From the U. of Pennsylvania in Philadelphia:
The University of Pennsylvania Libraries is delighted to announce that it has acquired a copy of Jacques Barbeu-Dubourg’s Petit Code de la raison humaine, a book printed in France by Benjamin Franklin in 1782. It is one of only four known surviving copies of the book, and it is believed to be the last full-length book Franklin ever printed.
Scholars today know of around 900 surviving works printed by Benjamin Franklin. Of those, about 30 come from Passy, France, where Franklin established his final printing press. Many of Franklin’s surviving works, especially the more ephemeral, exist in only one or two copies. The Penn Libraries currently holds more than 330 of these, making Penn’s collection of Franklin’s printing among the most important in the world. Most of Penn’s holdings came to the University in 1920 as a gift from the Curtis Publishing Company.
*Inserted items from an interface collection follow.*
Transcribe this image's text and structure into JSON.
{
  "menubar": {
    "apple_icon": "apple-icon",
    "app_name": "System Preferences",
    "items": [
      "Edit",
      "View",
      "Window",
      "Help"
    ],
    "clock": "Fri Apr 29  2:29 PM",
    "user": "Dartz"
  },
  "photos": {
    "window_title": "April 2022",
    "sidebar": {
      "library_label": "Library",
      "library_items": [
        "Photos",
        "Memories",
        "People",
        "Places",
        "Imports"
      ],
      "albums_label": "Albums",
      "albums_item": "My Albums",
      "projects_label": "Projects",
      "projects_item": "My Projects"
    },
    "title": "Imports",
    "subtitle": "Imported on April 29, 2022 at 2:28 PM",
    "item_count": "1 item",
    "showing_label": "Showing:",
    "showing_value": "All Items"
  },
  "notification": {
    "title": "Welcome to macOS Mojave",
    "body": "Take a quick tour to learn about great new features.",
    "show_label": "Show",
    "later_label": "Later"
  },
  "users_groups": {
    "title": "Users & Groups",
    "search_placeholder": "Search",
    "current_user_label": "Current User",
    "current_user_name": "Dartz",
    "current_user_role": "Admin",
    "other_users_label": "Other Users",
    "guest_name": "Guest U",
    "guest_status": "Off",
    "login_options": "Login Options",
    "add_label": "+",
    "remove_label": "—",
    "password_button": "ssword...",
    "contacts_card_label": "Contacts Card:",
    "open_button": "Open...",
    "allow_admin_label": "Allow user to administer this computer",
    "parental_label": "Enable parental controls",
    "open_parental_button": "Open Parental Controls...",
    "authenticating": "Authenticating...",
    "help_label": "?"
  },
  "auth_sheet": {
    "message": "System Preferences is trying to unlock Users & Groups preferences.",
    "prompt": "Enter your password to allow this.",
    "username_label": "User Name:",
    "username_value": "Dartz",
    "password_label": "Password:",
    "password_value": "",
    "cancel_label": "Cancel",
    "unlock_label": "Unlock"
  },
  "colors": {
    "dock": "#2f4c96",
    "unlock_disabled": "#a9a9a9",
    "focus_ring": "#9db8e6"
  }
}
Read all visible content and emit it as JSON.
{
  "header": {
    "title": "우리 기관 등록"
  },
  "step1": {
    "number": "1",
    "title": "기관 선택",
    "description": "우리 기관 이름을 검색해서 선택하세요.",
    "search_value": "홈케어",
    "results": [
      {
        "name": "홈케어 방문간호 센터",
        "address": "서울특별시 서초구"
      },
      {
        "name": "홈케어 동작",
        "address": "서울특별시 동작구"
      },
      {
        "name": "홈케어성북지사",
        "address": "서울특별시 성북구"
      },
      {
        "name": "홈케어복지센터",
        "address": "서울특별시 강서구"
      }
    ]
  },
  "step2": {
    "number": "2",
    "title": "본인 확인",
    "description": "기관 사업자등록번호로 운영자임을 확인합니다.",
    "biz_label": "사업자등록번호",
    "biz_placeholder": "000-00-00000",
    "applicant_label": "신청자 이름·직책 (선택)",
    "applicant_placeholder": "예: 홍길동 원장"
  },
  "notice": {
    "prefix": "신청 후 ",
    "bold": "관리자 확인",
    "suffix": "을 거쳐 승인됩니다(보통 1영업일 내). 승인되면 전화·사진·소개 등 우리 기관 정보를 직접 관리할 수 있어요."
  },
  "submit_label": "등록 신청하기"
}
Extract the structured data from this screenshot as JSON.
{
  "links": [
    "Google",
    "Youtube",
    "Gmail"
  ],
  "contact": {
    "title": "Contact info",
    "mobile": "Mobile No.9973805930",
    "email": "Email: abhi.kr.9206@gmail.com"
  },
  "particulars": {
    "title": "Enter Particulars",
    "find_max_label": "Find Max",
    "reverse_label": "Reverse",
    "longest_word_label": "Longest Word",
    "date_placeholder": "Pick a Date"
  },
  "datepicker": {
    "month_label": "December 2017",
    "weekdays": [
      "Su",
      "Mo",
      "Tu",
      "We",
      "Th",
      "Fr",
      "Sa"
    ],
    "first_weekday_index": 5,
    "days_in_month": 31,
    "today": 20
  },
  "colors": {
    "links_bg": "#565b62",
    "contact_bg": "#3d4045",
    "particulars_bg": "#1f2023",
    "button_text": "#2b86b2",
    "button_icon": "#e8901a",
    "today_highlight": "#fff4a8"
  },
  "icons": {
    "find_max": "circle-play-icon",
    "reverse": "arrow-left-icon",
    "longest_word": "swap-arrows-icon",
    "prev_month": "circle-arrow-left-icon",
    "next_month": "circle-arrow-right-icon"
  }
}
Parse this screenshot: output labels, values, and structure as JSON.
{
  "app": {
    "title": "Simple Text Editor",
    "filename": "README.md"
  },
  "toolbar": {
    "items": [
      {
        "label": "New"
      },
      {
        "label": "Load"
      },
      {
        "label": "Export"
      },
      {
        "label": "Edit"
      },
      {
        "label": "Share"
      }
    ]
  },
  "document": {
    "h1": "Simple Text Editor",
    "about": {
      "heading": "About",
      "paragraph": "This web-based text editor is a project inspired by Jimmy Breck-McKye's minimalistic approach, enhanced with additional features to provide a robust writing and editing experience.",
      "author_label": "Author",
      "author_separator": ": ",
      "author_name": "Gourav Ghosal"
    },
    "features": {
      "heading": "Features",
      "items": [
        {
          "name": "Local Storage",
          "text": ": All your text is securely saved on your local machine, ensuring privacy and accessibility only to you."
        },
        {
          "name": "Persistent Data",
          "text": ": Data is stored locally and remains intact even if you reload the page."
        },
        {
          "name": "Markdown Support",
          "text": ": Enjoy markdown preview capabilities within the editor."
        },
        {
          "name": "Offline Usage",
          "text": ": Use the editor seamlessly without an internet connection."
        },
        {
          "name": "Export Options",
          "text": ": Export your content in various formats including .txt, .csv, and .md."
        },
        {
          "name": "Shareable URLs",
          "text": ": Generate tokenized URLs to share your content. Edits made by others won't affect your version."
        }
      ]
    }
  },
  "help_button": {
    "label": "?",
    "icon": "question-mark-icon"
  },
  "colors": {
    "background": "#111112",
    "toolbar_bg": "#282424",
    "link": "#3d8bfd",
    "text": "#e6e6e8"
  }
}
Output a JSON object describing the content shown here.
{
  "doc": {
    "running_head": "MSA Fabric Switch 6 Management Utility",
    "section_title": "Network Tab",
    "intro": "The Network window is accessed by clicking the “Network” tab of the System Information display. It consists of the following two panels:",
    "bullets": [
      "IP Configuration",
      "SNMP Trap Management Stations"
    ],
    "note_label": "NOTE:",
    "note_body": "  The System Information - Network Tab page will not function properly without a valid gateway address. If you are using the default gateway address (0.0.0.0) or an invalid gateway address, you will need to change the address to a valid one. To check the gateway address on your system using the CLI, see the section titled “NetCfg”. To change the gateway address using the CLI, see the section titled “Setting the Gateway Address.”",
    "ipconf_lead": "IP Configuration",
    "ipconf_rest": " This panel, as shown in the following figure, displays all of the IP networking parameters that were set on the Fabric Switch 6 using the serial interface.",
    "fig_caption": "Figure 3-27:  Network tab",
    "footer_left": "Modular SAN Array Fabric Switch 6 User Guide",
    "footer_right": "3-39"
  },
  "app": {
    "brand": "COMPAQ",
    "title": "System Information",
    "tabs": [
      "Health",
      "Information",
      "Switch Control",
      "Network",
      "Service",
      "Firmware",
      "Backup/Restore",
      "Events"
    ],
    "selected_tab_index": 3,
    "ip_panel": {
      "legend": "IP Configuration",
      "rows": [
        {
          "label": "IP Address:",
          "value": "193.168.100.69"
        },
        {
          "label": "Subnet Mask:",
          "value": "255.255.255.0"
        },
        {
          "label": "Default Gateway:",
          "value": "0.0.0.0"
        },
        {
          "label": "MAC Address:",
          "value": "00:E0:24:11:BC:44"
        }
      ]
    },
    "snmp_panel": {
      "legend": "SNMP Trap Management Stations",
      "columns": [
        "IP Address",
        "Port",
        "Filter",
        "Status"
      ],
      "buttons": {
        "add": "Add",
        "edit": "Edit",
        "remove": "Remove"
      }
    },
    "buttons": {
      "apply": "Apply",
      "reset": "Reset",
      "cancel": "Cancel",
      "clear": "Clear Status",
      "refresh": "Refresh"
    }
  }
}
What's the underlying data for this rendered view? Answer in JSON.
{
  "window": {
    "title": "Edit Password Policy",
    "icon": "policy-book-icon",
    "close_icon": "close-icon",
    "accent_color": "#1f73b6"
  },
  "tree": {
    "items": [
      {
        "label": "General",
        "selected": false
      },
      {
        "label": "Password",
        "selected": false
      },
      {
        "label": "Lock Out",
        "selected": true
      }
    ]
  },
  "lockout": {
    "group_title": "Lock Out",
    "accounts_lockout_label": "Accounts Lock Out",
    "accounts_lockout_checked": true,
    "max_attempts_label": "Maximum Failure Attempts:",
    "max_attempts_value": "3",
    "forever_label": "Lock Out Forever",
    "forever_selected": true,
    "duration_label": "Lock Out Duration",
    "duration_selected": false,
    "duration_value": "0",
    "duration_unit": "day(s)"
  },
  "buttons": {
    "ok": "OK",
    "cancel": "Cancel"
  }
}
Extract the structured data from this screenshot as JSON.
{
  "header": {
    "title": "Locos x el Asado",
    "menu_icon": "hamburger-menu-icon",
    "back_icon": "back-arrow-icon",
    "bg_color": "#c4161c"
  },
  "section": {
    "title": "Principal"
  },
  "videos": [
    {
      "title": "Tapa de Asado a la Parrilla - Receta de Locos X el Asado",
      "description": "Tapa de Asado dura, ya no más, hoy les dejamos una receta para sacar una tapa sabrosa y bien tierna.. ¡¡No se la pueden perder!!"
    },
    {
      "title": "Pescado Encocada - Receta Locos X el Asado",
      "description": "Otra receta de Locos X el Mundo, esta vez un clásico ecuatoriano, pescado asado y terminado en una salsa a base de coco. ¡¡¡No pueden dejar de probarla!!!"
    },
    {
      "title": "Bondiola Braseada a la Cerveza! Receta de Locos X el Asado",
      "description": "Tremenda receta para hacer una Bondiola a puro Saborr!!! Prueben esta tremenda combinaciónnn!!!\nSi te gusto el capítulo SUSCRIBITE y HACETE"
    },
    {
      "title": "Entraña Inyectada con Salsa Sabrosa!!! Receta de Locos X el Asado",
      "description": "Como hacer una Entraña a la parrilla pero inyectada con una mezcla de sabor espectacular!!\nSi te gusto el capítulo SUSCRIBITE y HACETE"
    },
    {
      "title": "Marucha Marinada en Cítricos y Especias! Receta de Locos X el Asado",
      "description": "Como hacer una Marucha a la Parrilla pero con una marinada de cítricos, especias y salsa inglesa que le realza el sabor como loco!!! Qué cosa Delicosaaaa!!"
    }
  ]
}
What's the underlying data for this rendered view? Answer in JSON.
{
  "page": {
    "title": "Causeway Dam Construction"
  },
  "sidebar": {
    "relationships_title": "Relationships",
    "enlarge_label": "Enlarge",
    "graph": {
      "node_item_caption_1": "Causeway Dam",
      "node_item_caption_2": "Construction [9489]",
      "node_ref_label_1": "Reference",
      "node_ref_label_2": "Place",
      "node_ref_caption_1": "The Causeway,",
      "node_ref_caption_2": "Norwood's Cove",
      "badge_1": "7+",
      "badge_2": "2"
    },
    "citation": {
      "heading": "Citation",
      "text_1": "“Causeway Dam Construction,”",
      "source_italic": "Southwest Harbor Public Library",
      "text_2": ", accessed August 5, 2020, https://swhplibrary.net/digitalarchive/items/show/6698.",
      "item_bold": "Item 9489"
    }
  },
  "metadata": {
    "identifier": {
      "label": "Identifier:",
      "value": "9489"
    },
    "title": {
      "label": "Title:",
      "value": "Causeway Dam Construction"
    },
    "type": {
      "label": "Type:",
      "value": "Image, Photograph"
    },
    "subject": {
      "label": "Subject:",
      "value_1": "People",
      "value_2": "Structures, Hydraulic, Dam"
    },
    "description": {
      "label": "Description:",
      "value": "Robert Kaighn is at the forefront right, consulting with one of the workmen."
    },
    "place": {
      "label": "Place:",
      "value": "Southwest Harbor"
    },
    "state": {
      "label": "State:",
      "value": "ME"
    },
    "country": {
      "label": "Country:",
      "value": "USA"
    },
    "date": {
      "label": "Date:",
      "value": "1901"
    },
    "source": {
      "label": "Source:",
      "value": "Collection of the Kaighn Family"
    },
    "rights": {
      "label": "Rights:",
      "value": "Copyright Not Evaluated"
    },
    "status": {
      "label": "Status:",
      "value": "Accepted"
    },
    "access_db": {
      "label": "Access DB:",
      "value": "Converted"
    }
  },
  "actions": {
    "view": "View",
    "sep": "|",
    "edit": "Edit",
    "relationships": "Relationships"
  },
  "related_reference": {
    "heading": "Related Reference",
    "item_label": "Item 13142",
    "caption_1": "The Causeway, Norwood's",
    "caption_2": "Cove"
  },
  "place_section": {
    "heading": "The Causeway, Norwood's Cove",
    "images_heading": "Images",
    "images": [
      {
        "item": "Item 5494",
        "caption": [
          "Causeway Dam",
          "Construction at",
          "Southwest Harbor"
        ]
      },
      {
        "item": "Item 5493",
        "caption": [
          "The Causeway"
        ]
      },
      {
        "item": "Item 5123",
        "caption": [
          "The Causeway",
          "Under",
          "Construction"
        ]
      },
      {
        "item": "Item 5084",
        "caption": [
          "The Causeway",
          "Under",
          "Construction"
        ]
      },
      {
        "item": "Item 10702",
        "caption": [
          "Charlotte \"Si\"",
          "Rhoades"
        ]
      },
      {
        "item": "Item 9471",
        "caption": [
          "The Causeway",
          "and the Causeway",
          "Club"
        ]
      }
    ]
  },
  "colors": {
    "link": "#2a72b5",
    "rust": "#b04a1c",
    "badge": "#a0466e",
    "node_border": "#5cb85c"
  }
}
Additional purchases and generous gifts from Penn alumni have added to the Franklin printing collection over the years. Penn also holds an array of material relating to Franklin’s time at Passy. The newly arrived, pristine copy of Barbeu-Dubourg’s Petit Code provides another key jewel in this crown. It is fitting that Penn has become the final home for this remarkable work, in which Franklin reproduced the words of his friend, encouraging the education of young people by “…inspiring without restriction their body, spirit, and soul, their pursuit of the arts, passion for the sciences, and sensitivity towards their neighbors.”
Here’s the Catalog Record for the Book
Btw, the Penn Library Catalog is Named Franklin (as in Benjamin)